(American/Philadelphia, 1796-1865, active New Orleans early 1820s)
"William J. Burns (b. 1779)", 1824
oil on canvas
according to typewritten note en verso "Prior to relining, dated and inscribed to Wm. J. Burns Esq. My savior in New Orleans - J. Neagle 1824".
In an antique giltwood frame.
30" x 25", framed 37" x 32"
Provenance: Collection of Gretchen and Alonzo Lansford, former director Delgado Museum of Art, 1948-1957 (now New Orleans Museum of Art); Neal Auction Company, June 11, 2005, lot 569; Estate of Dr. Carroll Ball, Jackson, Mississippi.
Literature: Fitzgerald, Thomas. "John Neagle, the Artist". Lippincott's Magazine 5:1 (May 1868).
Dunlap, William. History of the Rise and Progress of the Arts of Design in the United States, vol. II. New York: G.P. Scott & Co., 1834, pp. 372-377.
Notes: While the identity of William J. Burns of Frankfort, Kentucky remains elusive, the circumstances of Neagle's portrait of him is well-documented. William Dunlap's 1834 History of the Rise and Progress of the Arts of Design in the United States includes a biography Neagle peppered with anecdotes from the artist himself, who assisted Dunlap with the work, providing much information on Neagle's mentors, Gilbert Stuart and Thomas Sully. Dunlap records Neagle's ill-fated journeyman trip to Lexington, Kentucky in 1818, where he was dumbfounded to find a very accomplished portraitist - Matthew Harris Jouett (1788-1827) - already in residence. He decided to travel downriver to New Orleans, but was depleted of finances. Says Dunlap: "The young painter in this dilemma was accosted by one who had known him in Philadelphia, and finding that he was awkwardly situated, frankly offered him assistance. The offer of the loan of a few dollars was accepted, and the youth once more afloat, was wafted with the current towards the great commercial emporium of the west." In a footnote, he adds: "The name of this friend was Burn, and the painter afterward presented him with his portrait, probably of $100 price, for the three dollars then lent him".
In 1868, two years after Neagle's death, Philadelphia-based Lippincott's magazine published a lengthy memorial of the artist by Thomas Fitzgerald, and it adds much color to the meeting between Neagle and Burns:
While waiting for the stage [at Frankfort] he was accosted by a townsman named Joseph Burns, saying: "Is this not John Neagle, of Philadelphia?"
"My name is Neagle, sir," was the reply.
"Which way are you going?" asked Burns.
"I hardly know," said Neagle; "but I had some thought of trying to make my way to New Orleans."
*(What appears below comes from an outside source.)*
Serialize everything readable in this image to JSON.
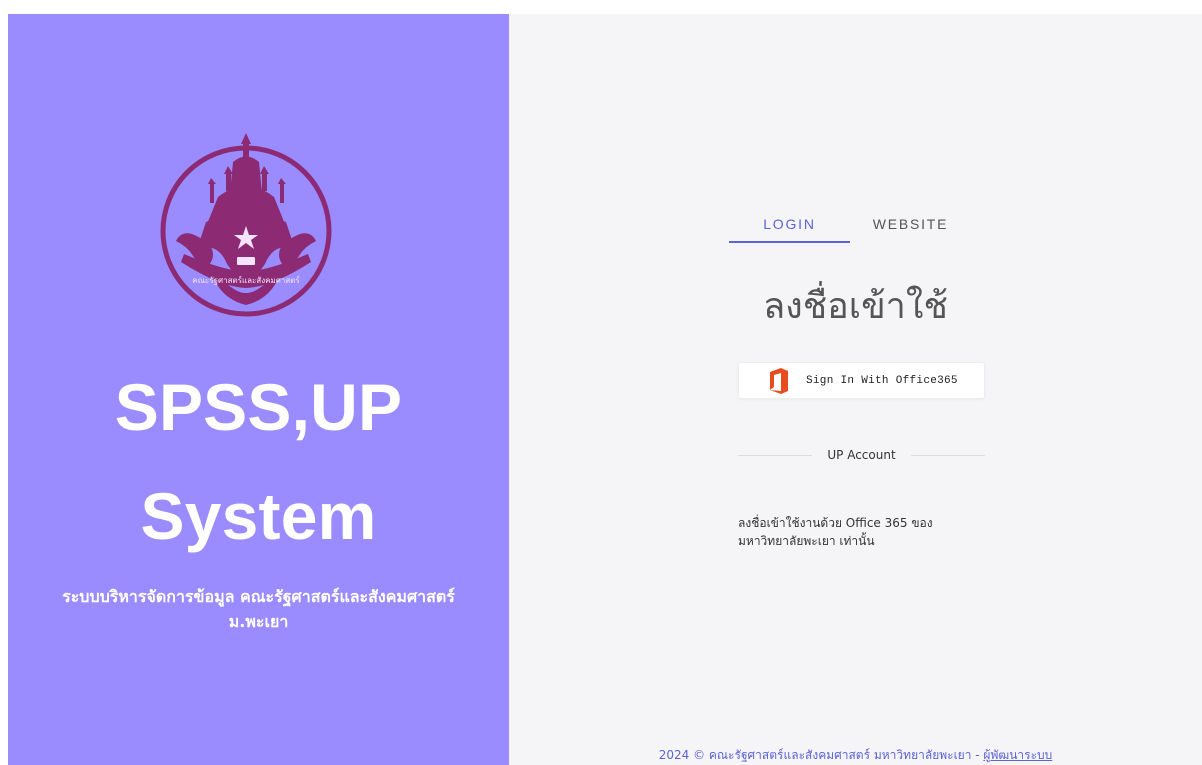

"God bless you! I am going the same way. Meeting a man from Philadelphia is like meeting a friend. We will go together!"
Fitzgerald recounts the rest of Neagle's voyage with the flamboyant, avuncular Burns ("Cheer up, my boy, for I am loaded with money!"), noting that the latter was annoyed when Neagle sold some of his wardrobe to the ship's captain and that "on their arrival in New Orleans, Burns procured a dozen portraits for Neagle to paint".